Hopefully, he will recognize that this is a historic geostrategic opportunity for United States as it begins NAFTA talks on August 16. This will require clear thinking, skillful negotiation, and resisting tendencies to seek win-lose and not win-win deals with other sovereign powers. 


In recent years, North America has had a revolution in energy production and financing. For the first time since the 1940s the United States is poised to be a net energy exporter, Canada has become a top-five energy producer, and Mexico has opened its energy sector to private investment. These developments have combined to position North America as the key player in the world energy market.


While Trump has historically been fixated on America’s traded goods deficits with the world, especially Mexico and China, he will need to realign his thinking and focus on how cooperation with our neighbors can positively leverage combined North American assets. Energy products — which include crude oil, the world’s largest traded commodity in the world — have never been subject to World Trade Organization (WTO) rules. Depending on how NAFTA renegotiations play out, they could further improve North America’s energy integration and the region’s global competitiveness. A successful trilateral deal can be the template for future trade agreements. 

Now that Trump has arrived in the White House at a key inflection point in America’s geostrategic and economic history, he can use energy exports to reduce America’s global trade shortfalls.This includes deficits with China, which accounts for 40 percent of America’s trade imbalance. Instead of acting on his 2016 campaign promises to slap tariffs on goods that American consumers import from China, Mexico, etc., he has actually proposed building a petroleum pipeline to Mexico — albeit “under the wall!” — and to sell liquefied natural gas (LNG) to Asia.

While his June 29th speech at the Department of Energy singled out prospects of selling LNG to South Korea, it did not mention exporting North American energy resources to China, which has a large and growing demand for cleaner energy to replace its unhealthy dependence on polluting high carbon coal. In the previous administration, 

China and the U.S. were actively engaged in bilateral and multilateral energy negotiations including the Paris Agreement. The Trump administration, which announced in June that it would withdraw the U.S. from the climate agreement, is now reportedly looking to jettison the official use of the term “climate change” and replace it with “weather extremes.” But whatever the politically correct term may be, the fact is that there is a window of opportunity today to increase U.S. energy exports to China given its commitment to finding cleaner energy sources and investing heavily in renewables.

If he plays his cards right, Trump can remain committed to delivering on his campaign rhetoric of reducing U.S. trade deficits by forging a strategic energy plan to supply China with America’s newfound energy resources. He has walked back from threats to pull the United States out of NAFTA and to add double digit tariffs on goods from China in moves that could significantly reduce U.S. (and global) trade, which would hurt both consumers and exporting producers. While the oil and gas industries have been discovering more fossil fuel resources on and off shore, President Trump may discover that the optimum answer to reducing the U.S. trade deficit without disrupting the momentum of the U.S. economy is through exporting North American supplies of its newfound energy wealth.

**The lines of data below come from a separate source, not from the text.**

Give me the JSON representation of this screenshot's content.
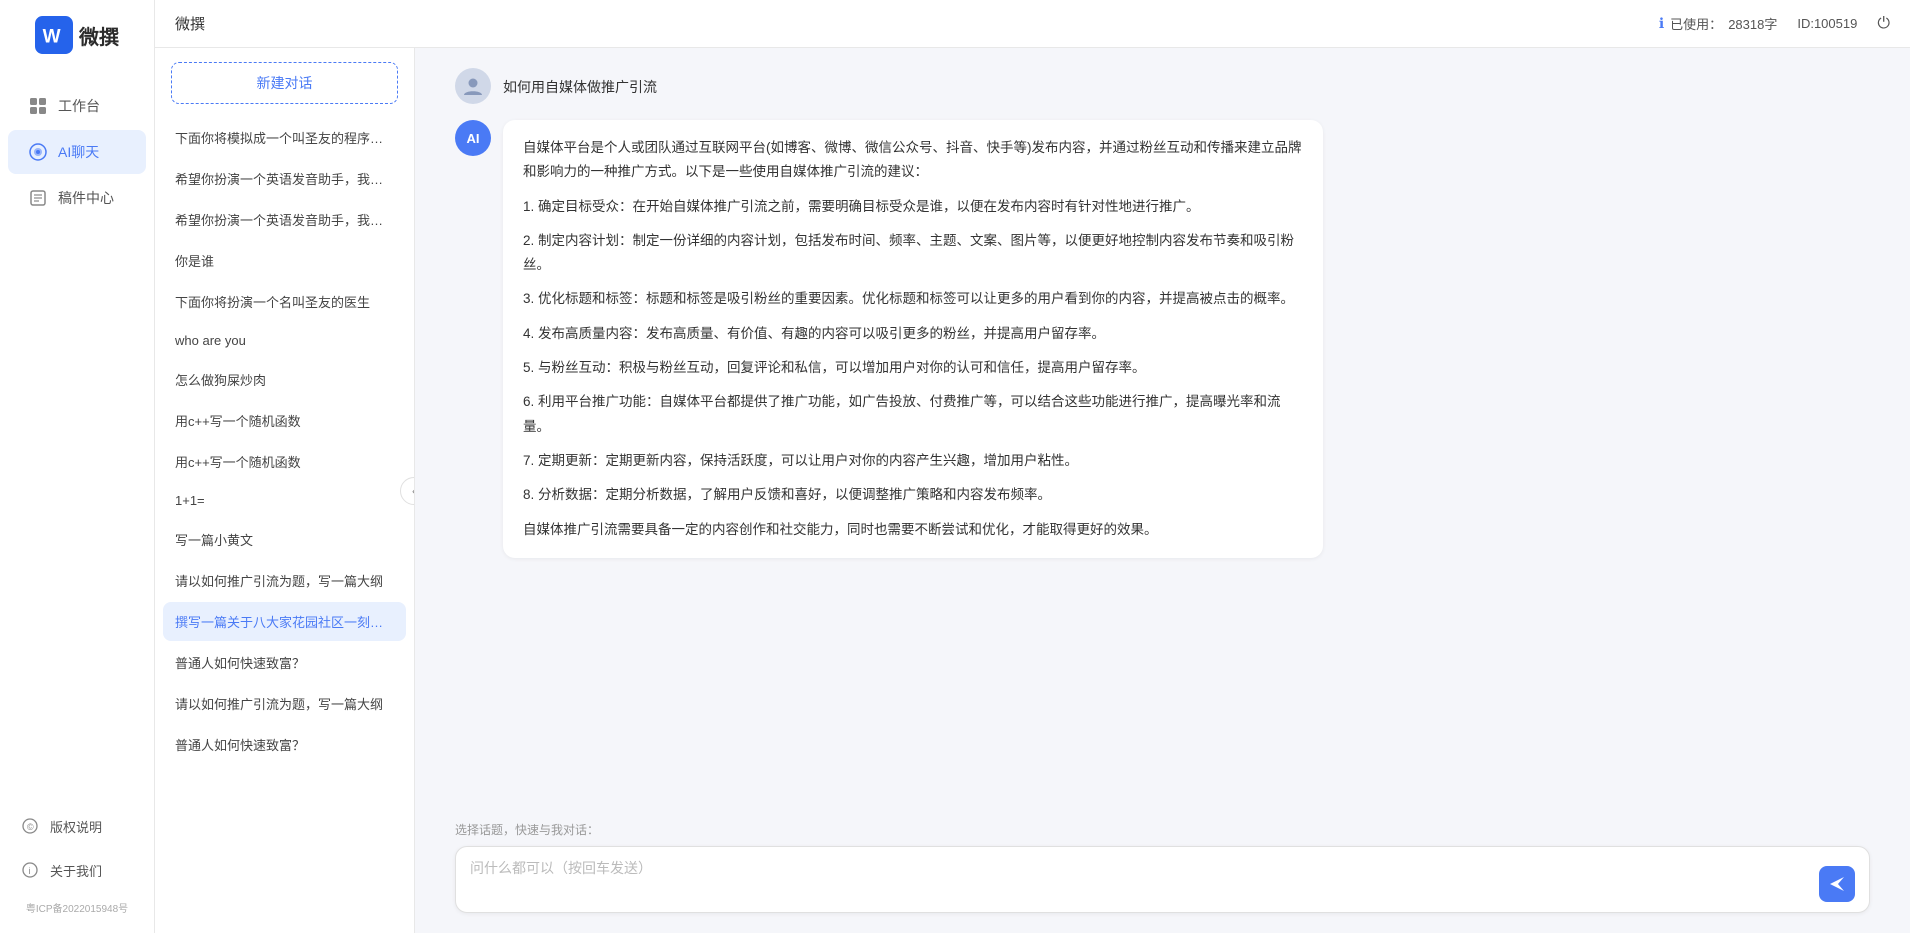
{
  "app": {
    "name": "微撰",
    "title": "微撰"
  },
  "header": {
    "title": "微撰",
    "usage_label": "已使用：",
    "usage_value": "28318字",
    "id_label": "ID:100519"
  },
  "sidebar": {
    "nav_items": [
      {
        "id": "workbench",
        "label": "工作台",
        "active": false
      },
      {
        "id": "ai-chat",
        "label": "AI聊天",
        "active": true
      },
      {
        "id": "drafts",
        "label": "稿件中心",
        "active": false
      }
    ],
    "bottom_items": [
      {
        "id": "copyright",
        "label": "版权说明"
      },
      {
        "id": "about",
        "label": "关于我们"
      }
    ],
    "icp": "粤ICP备2022015948号"
  },
  "conv_panel": {
    "new_btn_label": "新建对话",
    "conversations": [
      {
        "id": 1,
        "text": "下面你将模拟成一个叫圣友的程序员，我说...",
        "active": false
      },
      {
        "id": 2,
        "text": "希望你扮演一个英语发音助手，我提供给你...",
        "active": false
      },
      {
        "id": 3,
        "text": "希望你扮演一个英语发音助手，我提供给你...",
        "active": false
      },
      {
        "id": 4,
        "text": "你是谁",
        "active": false
      },
      {
        "id": 5,
        "text": "下面你将扮演一个名叫圣友的医生",
        "active": false
      },
      {
        "id": 6,
        "text": "who are you",
        "active": false
      },
      {
        "id": 7,
        "text": "怎么做狗屎炒肉",
        "active": false
      },
      {
        "id": 8,
        "text": "用c++写一个随机函数",
        "active": false
      },
      {
        "id": 9,
        "text": "用c++写一个随机函数",
        "active": false
      },
      {
        "id": 10,
        "text": "1+1=",
        "active": false
      },
      {
        "id": 11,
        "text": "写一篇小黄文",
        "active": false
      },
      {
        "id": 12,
        "text": "请以如何推广引流为题，写一篇大纲",
        "active": false
      },
      {
        "id": 13,
        "text": "撰写一篇关于八大家花园社区一刻钟便民生...",
        "active": true
      },
      {
        "id": 14,
        "text": "普通人如何快速致富？",
        "active": false
      },
      {
        "id": 15,
        "text": "请以如何推广引流为题，写一篇大纲",
        "active": false
      },
      {
        "id": 16,
        "text": "普通人如何快速致富？",
        "active": false
      }
    ]
  },
  "chat": {
    "user_question": "如何用自媒体做推广引流",
    "ai_response": {
      "paragraphs": [
        "自媒体平台是个人或团队通过互联网平台(如博客、微博、微信公众号、抖音、快手等)发布内容，并通过粉丝互动和传播来建立品牌和影响力的一种推广方式。以下是一些使用自媒体推广引流的建议：",
        "1. 确定目标受众：在开始自媒体推广引流之前，需要明确目标受众是谁，以便在发布内容时有针对性地进行推广。",
        "2. 制定内容计划：制定一份详细的内容计划，包括发布时间、频率、主题、文案、图片等，以便更好地控制内容发布节奏和吸引粉丝。",
        "3. 优化标题和标签：标题和标签是吸引粉丝的重要因素。优化标题和标签可以让更多的用户看到你的内容，并提高被点击的概率。",
        "4. 发布高质量内容：发布高质量、有价值、有趣的内容可以吸引更多的粉丝，并提高用户留存率。",
        "5. 与粉丝互动：积极与粉丝互动，回复评论和私信，可以增加用户对你的认可和信任，提高用户留存率。",
        "6. 利用平台推广功能：自媒体平台都提供了推广功能，如广告投放、付费推广等，可以结合这些功能进行推广，提高曝光率和流量。",
        "7. 定期更新：定期更新内容，保持活跃度，可以让用户对你的内容产生兴趣，增加用户粘性。",
        "8. 分析数据：定期分析数据，了解用户反馈和喜好，以便调整推广策略和内容发布频率。",
        "自媒体推广引流需要具备一定的内容创作和社交能力，同时也需要不断尝试和优化，才能取得更好的效果。"
      ]
    },
    "quick_select_label": "选择话题，快速与我对话：",
    "input_placeholder": "问什么都可以（按回车发送）"
  }
}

According to World Bank data, China has been a net energy importer since 2001, and its energy imports have grown rapidly since. If the Trump actually pursues a trade policy based on his campaign rhetoric to reduce the trade deficit with China, it will damage the U.S. and undermine the full exporting potential of North American energy companies. As the world’s top importer of oil and the third largest importer of liquefied natural gas, much of China’s economic diplomacy in South America, Africa and the Middle East has centered on the procurement of energy and natural resources. By providing North American energy exports to China, the U.S. can begin to close the trade gap with China.

In an historic collaboration, The American Petroleum Institute, Asociación Méxicana de Empresas de Hidrocarburos and Canadian Association of Petroleum Producers recently issued a joint declaration calling for “fully liberalized trade of all goods used in the energy industry, which are essential to the oil and natural gas industry’s integrated North American supply chains.”

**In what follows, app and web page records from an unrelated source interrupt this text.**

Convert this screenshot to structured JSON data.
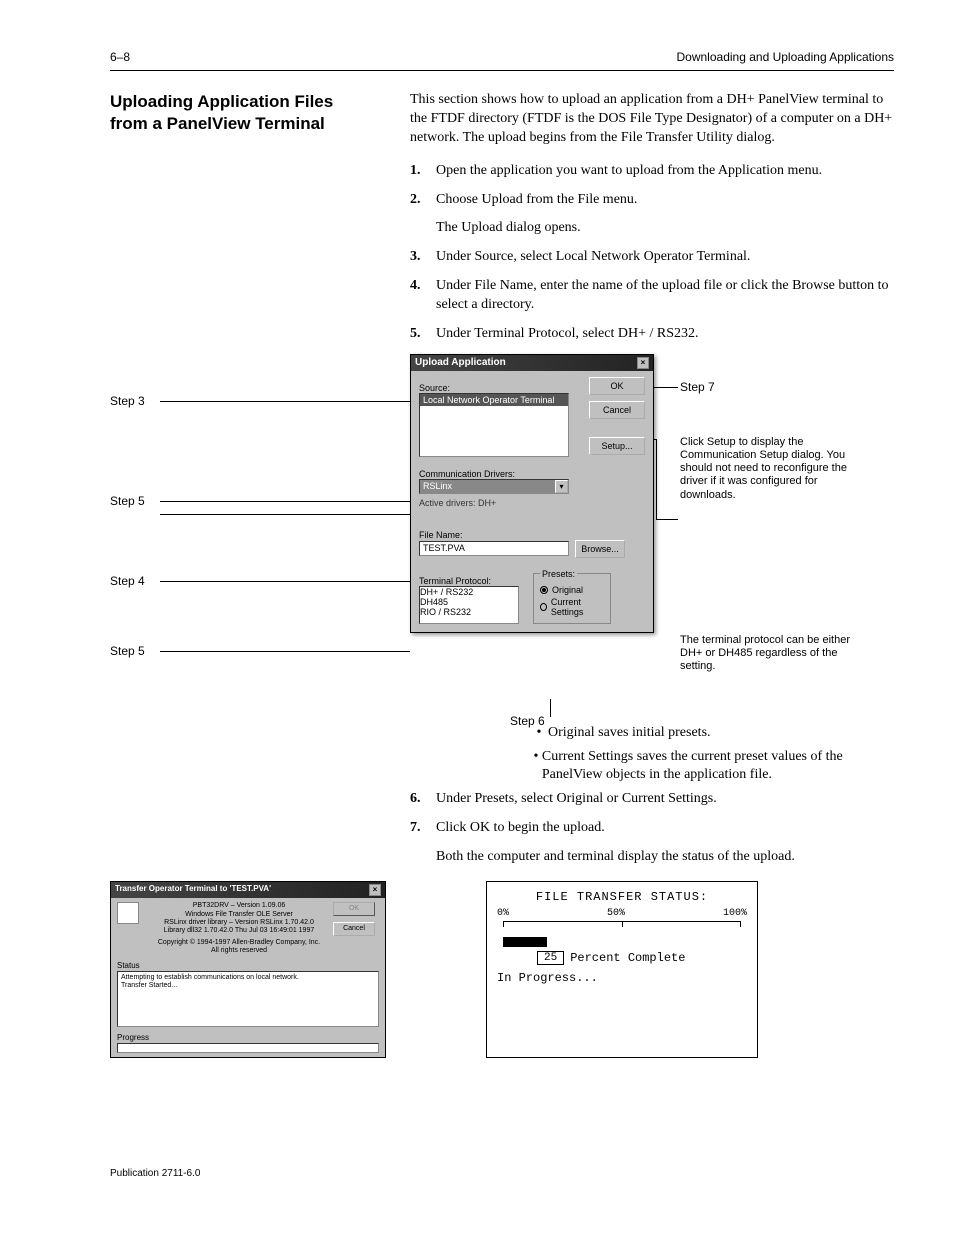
{
  "header": {
    "page_left": "6–8",
    "title_right": "Downloading and Uploading Applications"
  },
  "section": {
    "side_head": "Uploading Application Files from a PanelView Terminal",
    "intro": "This section shows how to upload an application from a DH+ PanelView terminal to the FTDF directory (FTDF is the DOS File Type Designator) of a computer on a DH+ network. The upload begins from the File Transfer Utility dialog."
  },
  "steps": [
    {
      "num": "1.",
      "text": "Open the application you want to upload from the Application menu."
    },
    {
      "num": "2.",
      "text": "Choose Upload from the File menu."
    },
    {
      "num": "",
      "text": "The Upload dialog opens."
    },
    {
      "num": "3.",
      "text": "Under Source, select Local Network Operator Terminal."
    },
    {
      "num": "4.",
      "text": "Under File Name, enter the name of the upload file or click the Browse button to select a directory."
    },
    {
      "num": "5.",
      "text": "Under Terminal Protocol, select DH+ / RS232."
    }
  ],
  "dialog": {
    "title": "Upload Application",
    "source_label": "Source:",
    "source_item": "Local Network Operator Terminal",
    "drivers_label": "Communication Drivers:",
    "driver_value": "RSLinx",
    "active_label": "Active drivers: DH+",
    "filename_label": "File Name:",
    "filename_value": "TEST.PVA",
    "protocol_label": "Terminal Protocol:",
    "protocols": [
      "DH+ / RS232",
      "DH485",
      "RIO / RS232"
    ],
    "presets_label": "Presets:",
    "preset_original": "Original",
    "preset_current": "Current Settings",
    "ok": "OK",
    "cancel": "Cancel",
    "setup": "Setup...",
    "browse": "Browse..."
  },
  "callouts": {
    "step3": "Step 3",
    "step5": "Step 5",
    "step4": "Step 4",
    "step7": "Step 7",
    "step6": "Step 6",
    "note": "Click Setup to display the Communication Setup dialog. You should not need to reconfigure the driver if it was configured for downloads.",
    "protocol_note": "The terminal protocol can be either DH+ or DH485 regardless of the setting."
  },
  "bullets": {
    "b1": "Original saves initial presets.",
    "b2": "Current Settings saves the current preset values of the PanelView objects in the application file."
  },
  "steps2": [
    {
      "num": "6.",
      "text": "Under Presets, select Original or Current Settings."
    },
    {
      "num": "7.",
      "text": "Click OK to begin the upload."
    },
    {
      "num": "",
      "text": "Both the computer and terminal display the status of the upload."
    }
  ],
  "transfer": {
    "title": "Transfer Operator Terminal to 'TEST.PVA'",
    "lines": [
      "PBT32DRV  –  Version  1.09.06",
      "Windows File Transfer OLE Server",
      "RSLinx driver library – Version RSLinx 1.70.42.0",
      "Library    dll32 1.70.42.0 Thu Jul 03 16:49:01 1997",
      "",
      "Copyright © 1994-1997 Allen-Bradley Company, Inc.",
      "All rights reserved"
    ],
    "status_header": "Status",
    "status_lines": [
      "Attempting to establish communications on local network.",
      "Transfer Started..."
    ],
    "progress": "Progress",
    "cancel": "Cancel"
  },
  "terminal_status": {
    "title": "FILE TRANSFER STATUS:",
    "p0": "0%",
    "p50": "50%",
    "p100": "100%",
    "pct": "25",
    "pct_label": "Percent Complete",
    "inprog": "In Progress..."
  },
  "footer": "Publication 2711-6.0"
}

Introducing energy into a renegotiated NAFTA would help to insure the competitiveness of North American energy supplies — from the U.S., Canada, and Mexico — on the world market. It would be a major first step toward including energy resources into a world wide rules-based trade regime that, if properly worded, would set the stage for future multilateral trade agreements covering energy. Furthermore, promoting new investment in energy infrastructure in NAFTA renegotiations can spur more U.S. exports of natural gas to Mexico.

Finally, the United States may have a recipe to tackle its chronic trade deficit with China without putting a halt to trade that could harm U.S. jobs in trade in manufactured and agricultural goods and services. If the Trump administration’s negotiators skillfully cooperate with Mexico and Canada, they could exert combined leverage to strike a better North American energy deal vis-a-vis China. As a result, Trump would get to display “energy dominance” and advance his campaign promises to American workers. And North American and global trade may get a new chance to demonstrate that smart trade deals can be a win-win for producers and consumers.

Paula Stern is the chairwoman of the Stern Group and former chairwoman of the US International Trade Commission. Stern was keynote speaker at the Atlantic Council Forum in July on the future of NAFTA held in Mexico City. 

The views expressed by contributors are their own and are not the views of The Hill.